**STORED DATA:**
····················
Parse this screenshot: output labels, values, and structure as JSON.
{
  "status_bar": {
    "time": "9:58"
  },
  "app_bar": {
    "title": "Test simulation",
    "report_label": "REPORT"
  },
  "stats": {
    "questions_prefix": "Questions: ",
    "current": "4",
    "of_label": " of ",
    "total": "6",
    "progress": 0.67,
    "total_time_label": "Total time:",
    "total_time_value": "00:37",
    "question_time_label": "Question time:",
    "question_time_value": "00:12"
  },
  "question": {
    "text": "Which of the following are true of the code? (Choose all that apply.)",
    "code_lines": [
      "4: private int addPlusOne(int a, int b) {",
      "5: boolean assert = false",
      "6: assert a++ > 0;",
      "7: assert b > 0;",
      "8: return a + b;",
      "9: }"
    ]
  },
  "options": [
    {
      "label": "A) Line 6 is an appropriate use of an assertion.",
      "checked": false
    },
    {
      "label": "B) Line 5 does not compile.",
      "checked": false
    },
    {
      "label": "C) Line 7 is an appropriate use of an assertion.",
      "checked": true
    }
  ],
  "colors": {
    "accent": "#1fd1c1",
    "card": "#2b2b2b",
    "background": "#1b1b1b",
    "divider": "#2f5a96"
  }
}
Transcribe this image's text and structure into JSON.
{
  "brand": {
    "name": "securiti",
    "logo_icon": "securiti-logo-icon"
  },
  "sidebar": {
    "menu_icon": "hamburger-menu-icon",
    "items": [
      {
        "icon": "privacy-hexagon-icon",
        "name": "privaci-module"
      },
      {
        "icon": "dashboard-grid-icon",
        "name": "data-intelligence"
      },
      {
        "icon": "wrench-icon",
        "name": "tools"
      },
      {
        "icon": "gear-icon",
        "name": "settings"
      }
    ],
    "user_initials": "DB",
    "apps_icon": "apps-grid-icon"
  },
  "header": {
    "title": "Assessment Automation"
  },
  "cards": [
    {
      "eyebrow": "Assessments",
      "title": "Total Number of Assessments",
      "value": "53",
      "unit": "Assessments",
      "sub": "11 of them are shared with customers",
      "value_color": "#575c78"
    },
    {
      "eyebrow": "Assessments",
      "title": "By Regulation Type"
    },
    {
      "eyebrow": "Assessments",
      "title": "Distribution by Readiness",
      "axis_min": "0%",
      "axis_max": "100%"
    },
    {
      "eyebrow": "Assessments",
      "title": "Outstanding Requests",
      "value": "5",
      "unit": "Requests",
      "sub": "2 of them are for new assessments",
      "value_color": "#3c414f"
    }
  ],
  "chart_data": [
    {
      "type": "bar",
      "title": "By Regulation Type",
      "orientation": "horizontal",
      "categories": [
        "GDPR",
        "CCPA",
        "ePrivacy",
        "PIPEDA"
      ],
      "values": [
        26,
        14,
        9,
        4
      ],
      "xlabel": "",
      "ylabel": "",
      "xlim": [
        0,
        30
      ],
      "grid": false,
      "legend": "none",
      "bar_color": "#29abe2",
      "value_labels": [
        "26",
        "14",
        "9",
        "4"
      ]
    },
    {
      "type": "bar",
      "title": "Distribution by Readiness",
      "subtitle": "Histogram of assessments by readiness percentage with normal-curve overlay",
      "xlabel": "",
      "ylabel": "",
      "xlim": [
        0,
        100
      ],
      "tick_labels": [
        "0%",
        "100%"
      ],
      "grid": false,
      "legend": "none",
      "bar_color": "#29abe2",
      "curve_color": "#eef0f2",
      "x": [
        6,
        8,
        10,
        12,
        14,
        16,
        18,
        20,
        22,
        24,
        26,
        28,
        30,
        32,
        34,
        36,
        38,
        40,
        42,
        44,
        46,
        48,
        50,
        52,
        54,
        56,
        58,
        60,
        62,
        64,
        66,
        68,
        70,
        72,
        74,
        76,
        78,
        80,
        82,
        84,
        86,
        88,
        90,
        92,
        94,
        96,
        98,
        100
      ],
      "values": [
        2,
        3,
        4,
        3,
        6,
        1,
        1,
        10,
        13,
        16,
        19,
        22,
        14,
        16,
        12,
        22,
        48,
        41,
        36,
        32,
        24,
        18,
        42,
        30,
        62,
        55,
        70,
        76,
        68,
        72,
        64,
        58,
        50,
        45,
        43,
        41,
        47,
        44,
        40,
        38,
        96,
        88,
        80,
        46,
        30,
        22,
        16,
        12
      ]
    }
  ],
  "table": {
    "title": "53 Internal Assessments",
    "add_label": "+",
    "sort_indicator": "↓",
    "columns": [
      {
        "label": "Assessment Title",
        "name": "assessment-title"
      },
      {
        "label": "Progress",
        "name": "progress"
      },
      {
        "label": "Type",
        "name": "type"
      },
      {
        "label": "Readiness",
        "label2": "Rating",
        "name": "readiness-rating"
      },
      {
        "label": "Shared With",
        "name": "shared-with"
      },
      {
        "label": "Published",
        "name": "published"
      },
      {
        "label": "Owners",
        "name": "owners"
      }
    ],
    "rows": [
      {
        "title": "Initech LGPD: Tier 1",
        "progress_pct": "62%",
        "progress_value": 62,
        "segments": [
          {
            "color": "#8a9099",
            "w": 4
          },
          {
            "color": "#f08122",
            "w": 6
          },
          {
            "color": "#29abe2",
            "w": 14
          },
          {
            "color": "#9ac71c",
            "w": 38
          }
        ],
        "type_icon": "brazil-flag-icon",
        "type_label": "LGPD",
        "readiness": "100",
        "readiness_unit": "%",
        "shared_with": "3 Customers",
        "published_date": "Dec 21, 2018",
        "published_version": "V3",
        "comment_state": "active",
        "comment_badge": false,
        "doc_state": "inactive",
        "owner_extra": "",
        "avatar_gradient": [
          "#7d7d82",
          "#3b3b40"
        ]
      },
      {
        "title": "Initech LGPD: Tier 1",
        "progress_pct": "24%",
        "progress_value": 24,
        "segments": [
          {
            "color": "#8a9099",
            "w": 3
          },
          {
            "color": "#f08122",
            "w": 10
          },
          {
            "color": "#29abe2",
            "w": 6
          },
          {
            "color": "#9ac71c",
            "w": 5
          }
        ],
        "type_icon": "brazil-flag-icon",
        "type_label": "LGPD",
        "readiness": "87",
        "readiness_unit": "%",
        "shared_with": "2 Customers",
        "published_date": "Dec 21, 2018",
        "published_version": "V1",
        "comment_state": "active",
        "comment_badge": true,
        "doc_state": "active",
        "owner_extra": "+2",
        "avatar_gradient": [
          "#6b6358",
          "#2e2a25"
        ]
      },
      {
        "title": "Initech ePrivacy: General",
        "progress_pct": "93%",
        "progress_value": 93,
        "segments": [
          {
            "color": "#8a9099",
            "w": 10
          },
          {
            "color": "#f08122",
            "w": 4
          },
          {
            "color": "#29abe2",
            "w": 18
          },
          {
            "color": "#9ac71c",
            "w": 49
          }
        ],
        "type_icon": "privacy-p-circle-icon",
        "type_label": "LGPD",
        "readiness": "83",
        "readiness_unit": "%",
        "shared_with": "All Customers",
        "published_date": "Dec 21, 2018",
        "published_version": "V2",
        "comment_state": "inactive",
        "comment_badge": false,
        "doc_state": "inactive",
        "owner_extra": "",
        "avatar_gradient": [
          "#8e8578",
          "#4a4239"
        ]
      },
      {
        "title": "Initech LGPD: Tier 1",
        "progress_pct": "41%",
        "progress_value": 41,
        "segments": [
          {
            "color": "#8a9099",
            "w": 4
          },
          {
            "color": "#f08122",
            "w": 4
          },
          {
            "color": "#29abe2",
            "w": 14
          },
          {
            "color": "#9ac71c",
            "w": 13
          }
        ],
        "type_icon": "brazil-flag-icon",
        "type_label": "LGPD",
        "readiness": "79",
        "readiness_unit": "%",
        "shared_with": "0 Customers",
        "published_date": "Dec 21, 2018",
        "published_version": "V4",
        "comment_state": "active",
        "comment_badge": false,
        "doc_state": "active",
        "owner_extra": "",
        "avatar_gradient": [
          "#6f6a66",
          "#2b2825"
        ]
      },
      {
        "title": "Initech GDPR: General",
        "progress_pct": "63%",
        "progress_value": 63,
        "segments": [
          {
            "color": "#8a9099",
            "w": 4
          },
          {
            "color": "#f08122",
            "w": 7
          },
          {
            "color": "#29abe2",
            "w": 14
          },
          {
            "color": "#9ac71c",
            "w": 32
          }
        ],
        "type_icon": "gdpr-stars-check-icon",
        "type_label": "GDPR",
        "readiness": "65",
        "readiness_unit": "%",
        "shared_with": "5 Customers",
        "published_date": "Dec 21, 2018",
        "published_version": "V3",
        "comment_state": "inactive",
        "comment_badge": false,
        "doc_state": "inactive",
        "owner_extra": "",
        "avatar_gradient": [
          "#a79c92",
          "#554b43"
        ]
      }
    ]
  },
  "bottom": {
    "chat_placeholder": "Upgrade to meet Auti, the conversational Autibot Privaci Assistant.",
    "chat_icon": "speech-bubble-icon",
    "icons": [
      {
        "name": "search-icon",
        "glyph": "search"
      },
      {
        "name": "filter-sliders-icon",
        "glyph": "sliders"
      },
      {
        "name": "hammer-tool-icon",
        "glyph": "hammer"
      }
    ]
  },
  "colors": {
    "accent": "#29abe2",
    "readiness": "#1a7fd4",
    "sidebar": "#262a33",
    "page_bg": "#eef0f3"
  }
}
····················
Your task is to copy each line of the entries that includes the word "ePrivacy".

**SOLUTION:**
        "ePrivacy",
        "title": "Initech ePrivacy: General",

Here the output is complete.